Deforestation, North Korea, Forest, Land Cover, Spatial Distribution
There has been a significant lack of land cover change studies in relation to deforestation in the Democratic People’s Republic of Korea (North Korea). The purpose of this study is to characterise deforestation in North Korea through land cover change trajectory and spatial analysis. We used three 30-m gridded land cover data sets for North Korea representing the conditions of the late 1980s, 1990s, and 2000s, respectively, as well as a digital elevation model. We examined the land cover trajectories during the two decades, i.e. which land cover became which at the pixel level. In addition, we calculated topographic characteristics of deforested pixels.
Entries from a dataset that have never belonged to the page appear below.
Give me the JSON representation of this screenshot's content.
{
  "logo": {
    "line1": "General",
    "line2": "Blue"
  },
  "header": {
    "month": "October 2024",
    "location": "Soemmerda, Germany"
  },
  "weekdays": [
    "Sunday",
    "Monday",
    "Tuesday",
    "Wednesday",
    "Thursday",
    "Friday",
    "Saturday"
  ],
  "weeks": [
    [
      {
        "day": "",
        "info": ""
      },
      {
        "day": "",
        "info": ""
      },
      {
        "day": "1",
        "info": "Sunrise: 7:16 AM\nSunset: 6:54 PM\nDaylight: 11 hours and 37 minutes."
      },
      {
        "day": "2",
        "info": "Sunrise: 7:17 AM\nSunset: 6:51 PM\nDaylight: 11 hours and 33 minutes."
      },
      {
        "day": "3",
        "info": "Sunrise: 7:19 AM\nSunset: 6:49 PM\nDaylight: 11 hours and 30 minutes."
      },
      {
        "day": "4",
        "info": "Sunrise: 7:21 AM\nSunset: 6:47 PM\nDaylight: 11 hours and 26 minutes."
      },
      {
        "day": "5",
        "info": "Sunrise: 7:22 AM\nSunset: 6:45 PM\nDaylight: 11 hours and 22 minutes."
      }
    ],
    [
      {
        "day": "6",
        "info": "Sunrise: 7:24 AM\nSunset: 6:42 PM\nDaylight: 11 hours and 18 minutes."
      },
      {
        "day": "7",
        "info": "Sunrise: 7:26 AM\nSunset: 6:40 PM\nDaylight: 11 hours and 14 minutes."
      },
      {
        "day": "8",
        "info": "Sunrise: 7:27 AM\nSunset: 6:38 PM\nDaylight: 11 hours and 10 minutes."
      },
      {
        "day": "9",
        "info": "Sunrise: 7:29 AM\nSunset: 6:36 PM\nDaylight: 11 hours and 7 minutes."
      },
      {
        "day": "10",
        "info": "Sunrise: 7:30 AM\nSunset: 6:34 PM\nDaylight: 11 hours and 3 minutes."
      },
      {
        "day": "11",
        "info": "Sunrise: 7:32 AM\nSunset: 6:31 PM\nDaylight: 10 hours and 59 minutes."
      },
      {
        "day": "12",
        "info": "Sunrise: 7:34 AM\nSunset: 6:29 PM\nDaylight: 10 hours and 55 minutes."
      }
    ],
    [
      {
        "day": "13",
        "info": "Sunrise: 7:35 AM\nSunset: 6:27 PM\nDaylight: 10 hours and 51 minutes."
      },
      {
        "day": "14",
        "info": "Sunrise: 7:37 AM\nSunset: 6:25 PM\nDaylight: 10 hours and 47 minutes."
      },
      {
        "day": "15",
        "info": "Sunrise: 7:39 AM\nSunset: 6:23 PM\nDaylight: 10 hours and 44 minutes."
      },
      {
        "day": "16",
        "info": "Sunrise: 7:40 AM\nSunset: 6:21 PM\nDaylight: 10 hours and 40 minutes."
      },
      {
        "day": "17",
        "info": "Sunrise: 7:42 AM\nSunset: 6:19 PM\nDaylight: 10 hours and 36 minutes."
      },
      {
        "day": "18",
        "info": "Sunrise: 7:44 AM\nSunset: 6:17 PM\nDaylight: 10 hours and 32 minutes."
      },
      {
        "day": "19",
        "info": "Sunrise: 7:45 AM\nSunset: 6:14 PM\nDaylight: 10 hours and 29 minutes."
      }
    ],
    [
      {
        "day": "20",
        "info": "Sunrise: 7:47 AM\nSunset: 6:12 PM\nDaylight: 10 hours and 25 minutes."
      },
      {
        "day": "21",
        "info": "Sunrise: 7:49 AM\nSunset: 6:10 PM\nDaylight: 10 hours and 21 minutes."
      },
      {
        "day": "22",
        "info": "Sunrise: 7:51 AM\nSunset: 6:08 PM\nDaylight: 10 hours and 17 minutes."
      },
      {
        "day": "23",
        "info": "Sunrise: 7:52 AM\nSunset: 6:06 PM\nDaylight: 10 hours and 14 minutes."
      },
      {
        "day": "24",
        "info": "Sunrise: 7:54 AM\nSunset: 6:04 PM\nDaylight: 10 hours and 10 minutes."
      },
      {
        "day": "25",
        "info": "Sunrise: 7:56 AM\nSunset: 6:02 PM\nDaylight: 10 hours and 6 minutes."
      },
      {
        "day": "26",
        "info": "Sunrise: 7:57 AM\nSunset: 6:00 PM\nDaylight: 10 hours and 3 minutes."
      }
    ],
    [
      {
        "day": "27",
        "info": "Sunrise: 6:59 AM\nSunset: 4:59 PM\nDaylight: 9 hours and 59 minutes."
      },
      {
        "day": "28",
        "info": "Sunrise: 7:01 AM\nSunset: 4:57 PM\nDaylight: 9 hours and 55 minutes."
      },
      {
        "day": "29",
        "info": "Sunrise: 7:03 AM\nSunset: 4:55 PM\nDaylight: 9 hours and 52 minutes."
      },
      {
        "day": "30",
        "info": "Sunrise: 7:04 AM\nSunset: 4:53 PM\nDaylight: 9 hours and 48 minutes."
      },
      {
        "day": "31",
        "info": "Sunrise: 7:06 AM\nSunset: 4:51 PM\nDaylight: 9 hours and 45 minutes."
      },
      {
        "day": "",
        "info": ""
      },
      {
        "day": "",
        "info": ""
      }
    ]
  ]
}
Major findings from the study are summarised as follows: (1) net forest loss in North Korea slowed since the 1990s, whereas land cover changes were active; (2) as a result of deforestation, forest land cover became mostly agricultural and grassland; (3) expansion of agricultural land cover continued during the time; and (4) elevation and slope of deforested areas decreased slightly in the latter decade. The key contribution of the study is that it has demonstrated which land cover became which at the 30-m pixel level, complementing existing studies that examined overall forest stock in North Korea.
Choi, W., S. Kang, J. Choi, J.J. Larsen, C. Oh, and Y. Na, “Characteristics of Deforestation in the Democratic People’s Republic of Korea (North Korea) between the 1980s and 2000s,” Regional Environmental Change, DOI: 10.1007/s10113-016-1022-3, vol. 17, no. 2, pp. 379-388, 2017